The particle collider that gave scientists a glimpse of what may be the Higgs Boson shut down Thursday for a two-year revamp that will allow it to pursue the quest with renewed vigor.
The Large Hadron Collider (LHC), straddling the border between France and Switzerland, has been working non-stop for three years to find the elusive "God Particle". The boson is theorized to explain the mysteries of mass.
The European Organization for Nuclear Research (CERN), which operates the collider, said its crew began winding down the vast facility just after 7:00 am (0600 GMT) on Thursday.
It is due to go completely offline on Saturday.
"We have every reason to be very satisfied with the LHC's first three years," CERN's director general, Rolf Heuer, said in a statement.
"The machine, the experiments, the computing facilities and all infrastructures behaved brilliantly, and we have a major scientific discovery in our pocket."
The LHC smashes invisible particles together to better understand the micro-moment after the creation of our Universe some 14 billion years ago.
British physicist Peter Higgs is one of the physicists who theorized in 1964 that the boson could be what gave mass to matter as the Universe cooled after the Big Bang.
Located in a 26.6-kilometer (16.5-mile) circular tunnel, the LHC was the scene of an extraordinary discovery announced in July 2012.
CERN's scientists said they were 99.9 percent certain they had found the Higgs Boson, an invisible particle without which, theorists say, humans and all the other joined-up atoms in the Universe would not exist.

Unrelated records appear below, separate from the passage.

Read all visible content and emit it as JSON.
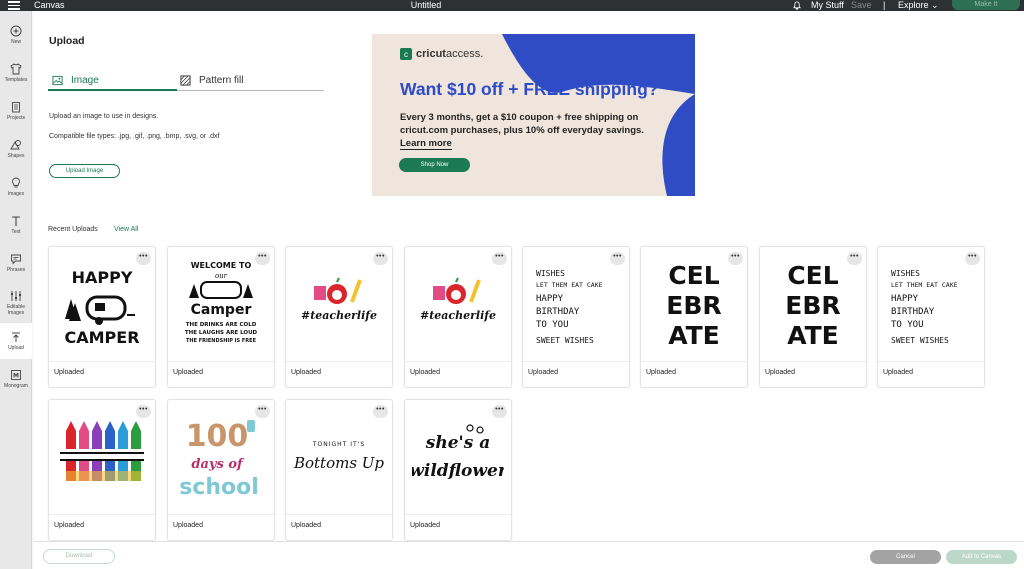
{
  "topbar": {
    "app_name": "Canvas",
    "document_title": "Untitled",
    "my_stuff": "My Stuff",
    "save": "Save",
    "separator": "|",
    "explore": "Explore",
    "make_it": "Make It"
  },
  "sidebar": {
    "items": [
      {
        "label": "New",
        "icon": "plus-circle-icon"
      },
      {
        "label": "Templates",
        "icon": "shirt-icon"
      },
      {
        "label": "Projects",
        "icon": "clipboard-icon"
      },
      {
        "label": "Shapes",
        "icon": "shapes-icon"
      },
      {
        "label": "Images",
        "icon": "lightbulb-icon"
      },
      {
        "label": "Text",
        "icon": "text-icon"
      },
      {
        "label": "Phrases",
        "icon": "speech-bubble-icon"
      },
      {
        "label": "Editable Images",
        "icon": "editable-images-icon"
      },
      {
        "label": "Upload",
        "icon": "upload-icon"
      },
      {
        "label": "Monogram",
        "icon": "monogram-icon"
      }
    ],
    "active": "Upload"
  },
  "upload_panel": {
    "heading": "Upload",
    "tabs": [
      {
        "label": "Image",
        "icon": "image-icon",
        "active": true
      },
      {
        "label": "Pattern fill",
        "icon": "pattern-icon",
        "active": false
      }
    ],
    "description": "Upload an image to use in designs.",
    "file_types": "Compatible file types: .jpg, .gif, .png, .bmp, .svg, or .dxf",
    "upload_button": "Upload Image"
  },
  "ad": {
    "brand_a": "cricut",
    "brand_b": "access.",
    "headline": "Want $10 off + FREE shipping?",
    "body": "Every 3 months, get a $10 coupon + free shipping on cricut.com purchases, plus 10% off everyday savings.",
    "learn_more": "Learn more",
    "cta": "Shop Now",
    "colors": {
      "background": "#efe5dc",
      "blue": "#2f4cc4",
      "green": "#1b7a52"
    }
  },
  "recent": {
    "label": "Recent Uploads",
    "view_all": "View All",
    "more_label": "•••",
    "items": [
      {
        "caption": "Uploaded",
        "design": "happy-camper",
        "lines": [
          "HAPPY",
          "CAMPER"
        ]
      },
      {
        "caption": "Uploaded",
        "design": "welcome-camper",
        "lines": [
          "WELCOME TO",
          "our",
          "Camper",
          "THE DRINKS ARE COLD",
          "THE LAUGHS ARE LOUD",
          "THE FRIENDSHIP IS FREE"
        ]
      },
      {
        "caption": "Uploaded",
        "design": "teacherlife",
        "lines": [
          "#teacherlife"
        ]
      },
      {
        "caption": "Uploaded",
        "design": "teacherlife",
        "lines": [
          "#teacherlife"
        ]
      },
      {
        "caption": "Uploaded",
        "design": "birthday-wishes",
        "lines": [
          "WISHES",
          "LET THEM EAT CAKE",
          "HAPPY",
          "BIRTHDAY",
          "TO YOU",
          "SWEET WISHES"
        ]
      },
      {
        "caption": "Uploaded",
        "design": "celebrate",
        "lines": [
          "CEL",
          "EBR",
          "ATE"
        ]
      },
      {
        "caption": "Uploaded",
        "design": "celebrate",
        "lines": [
          "CEL",
          "EBR",
          "ATE"
        ]
      },
      {
        "caption": "Uploaded",
        "design": "birthday-wishes",
        "lines": [
          "WISHES",
          "LET THEM EAT CAKE",
          "HAPPY",
          "BIRTHDAY",
          "TO YOU",
          "SWEET WISHES"
        ]
      },
      {
        "caption": "Uploaded",
        "design": "crayons",
        "lines": []
      },
      {
        "caption": "Uploaded",
        "design": "100-days",
        "lines": [
          "100",
          "days of",
          "school"
        ]
      },
      {
        "caption": "Uploaded",
        "design": "bottoms-up",
        "lines": [
          "TONIGHT IT'S",
          "Bottoms Up"
        ]
      },
      {
        "caption": "Uploaded",
        "design": "wildflower",
        "lines": [
          "she's a",
          "wildflower"
        ]
      }
    ]
  },
  "bottombar": {
    "download": "Download",
    "cancel": "Cancel",
    "add_to_canvas": "Add to Canvas"
  }
}
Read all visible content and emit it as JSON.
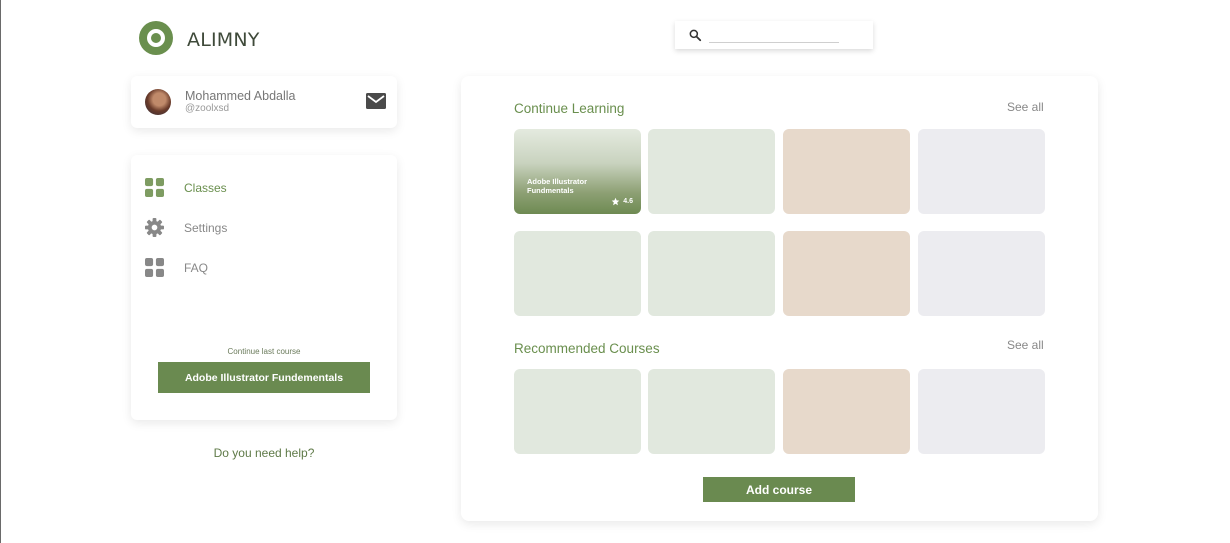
{
  "brand": {
    "name": "ALIMNY",
    "color": "#6a8f4e"
  },
  "search": {
    "placeholder": "",
    "value": "",
    "icon": "search-icon"
  },
  "profile": {
    "name": "Mohammed Abdalla",
    "handle": "@zoolxsd",
    "action_icon": "mail-icon"
  },
  "nav": {
    "items": [
      {
        "label": "Classes",
        "icon": "grid-icon",
        "active": true
      },
      {
        "label": "Settings",
        "icon": "gear-icon",
        "active": false
      },
      {
        "label": "FAQ",
        "icon": "grid-icon",
        "active": false
      }
    ],
    "continue_caption": "Continue last course",
    "continue_button": "Adobe Illustrator Fundementals"
  },
  "help_link": "Do you need help?",
  "main": {
    "continue_section": {
      "title": "Continue Learning",
      "see_all": "See all",
      "featured": {
        "title": "Adobe Illustrator Fundmentals",
        "rating": "4.6",
        "rating_icon": "star-icon"
      }
    },
    "recommended_section": {
      "title": "Recommended Courses",
      "see_all": "See all"
    },
    "add_button": "Add course"
  },
  "colors": {
    "accent": "#6a8a50",
    "tile_green": "#e1e8de",
    "tile_beige": "#e7d9cb",
    "tile_grey": "#ececf0"
  }
}
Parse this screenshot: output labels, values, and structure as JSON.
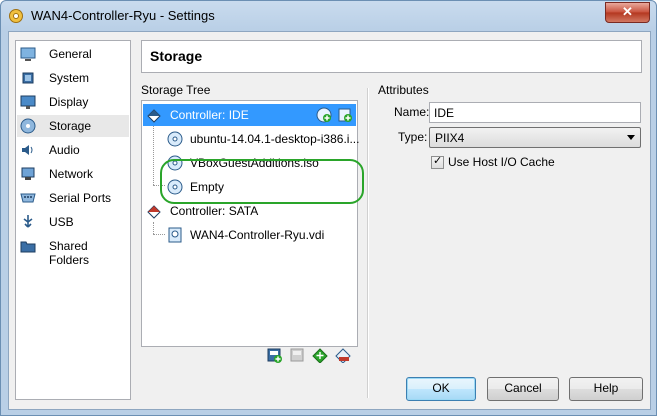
{
  "window": {
    "title": "WAN4-Controller-Ryu - Settings",
    "close_glyph": "✕"
  },
  "sidebar": {
    "items": [
      {
        "label": "General",
        "icon": "monitor-icon"
      },
      {
        "label": "System",
        "icon": "chip-icon"
      },
      {
        "label": "Display",
        "icon": "display-icon"
      },
      {
        "label": "Storage",
        "icon": "disk-icon",
        "selected": true
      },
      {
        "label": "Audio",
        "icon": "speaker-icon"
      },
      {
        "label": "Network",
        "icon": "network-icon"
      },
      {
        "label": "Serial Ports",
        "icon": "serial-port-icon"
      },
      {
        "label": "USB",
        "icon": "usb-icon"
      },
      {
        "label": "Shared Folders",
        "icon": "folder-icon"
      }
    ]
  },
  "header": {
    "title": "Storage"
  },
  "storage_tree": {
    "title": "Storage Tree",
    "controller_ide": "Controller: IDE",
    "ide_items": [
      "ubuntu-14.04.1-desktop-i386.i...",
      "VBoxGuestAdditions.iso",
      "Empty"
    ],
    "controller_sata": "Controller: SATA",
    "sata_items": [
      "WAN4-Controller-Ryu.vdi"
    ]
  },
  "attributes": {
    "title": "Attributes",
    "name_label": "Name:",
    "name_value": "IDE",
    "type_label": "Type:",
    "type_value": "PIIX4",
    "host_cache_label": "Use Host I/O Cache",
    "host_cache_checked": true,
    "check_glyph": "✓"
  },
  "buttons": {
    "ok": "OK",
    "cancel": "Cancel",
    "help": "Help"
  },
  "colors": {
    "selection": "#3399ff",
    "annotation": "#2aa52a"
  }
}
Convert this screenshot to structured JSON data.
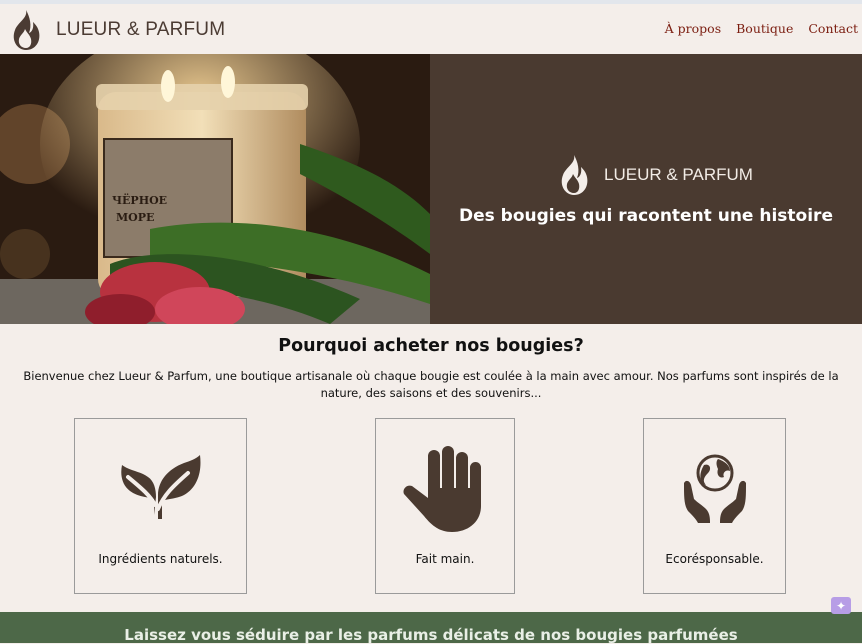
{
  "header": {
    "brand": "LUEUR & PARFUM",
    "nav": [
      "À propos",
      "Boutique",
      "Contact"
    ]
  },
  "hero": {
    "brand": "LUEUR & PARFUM",
    "tagline": "Des bougies qui racontent une histoire",
    "jar_text": [
      "ЧЁРНОЕ",
      "МОРЕ"
    ]
  },
  "why": {
    "title": "Pourquoi acheter nos bougies?",
    "text": "Bienvenue chez Lueur & Parfum, une boutique artisanale où chaque bougie est coulée à la main avec amour. Nos parfums sont inspirés de la nature, des saisons et des souvenirs..."
  },
  "features": [
    {
      "label": "Ingrédients naturels.",
      "icon": "leaf-icon"
    },
    {
      "label": "Fait main.",
      "icon": "hand-icon"
    },
    {
      "label": "Ecorésponsable.",
      "icon": "earth-hands-icon"
    }
  ],
  "footer": {
    "text": "Laissez vous séduire par les parfums délicats de nos bougies parfumées"
  },
  "colors": {
    "background": "#f4eeea",
    "brown": "#4a3a30",
    "nav_link": "#7b1d10",
    "green_band": "#4d6848"
  }
}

At a cost of up to 50 million Swiss francs (40 million euros/$54 million), the upgrade will boost the level of energy at which the LHC smashes protons together.
This is necessary to confirm definitively that its particle is the elusive Higgs, and allow the LHC to probe new dimensions such as supersymmetry and dark matter.
The LHC is due to be back online by 2015, but CERN will not be idle during the shutdown.
Its scientists have to sift through a vast mountain of data, equivalent to 700 years of full HD-quality movies.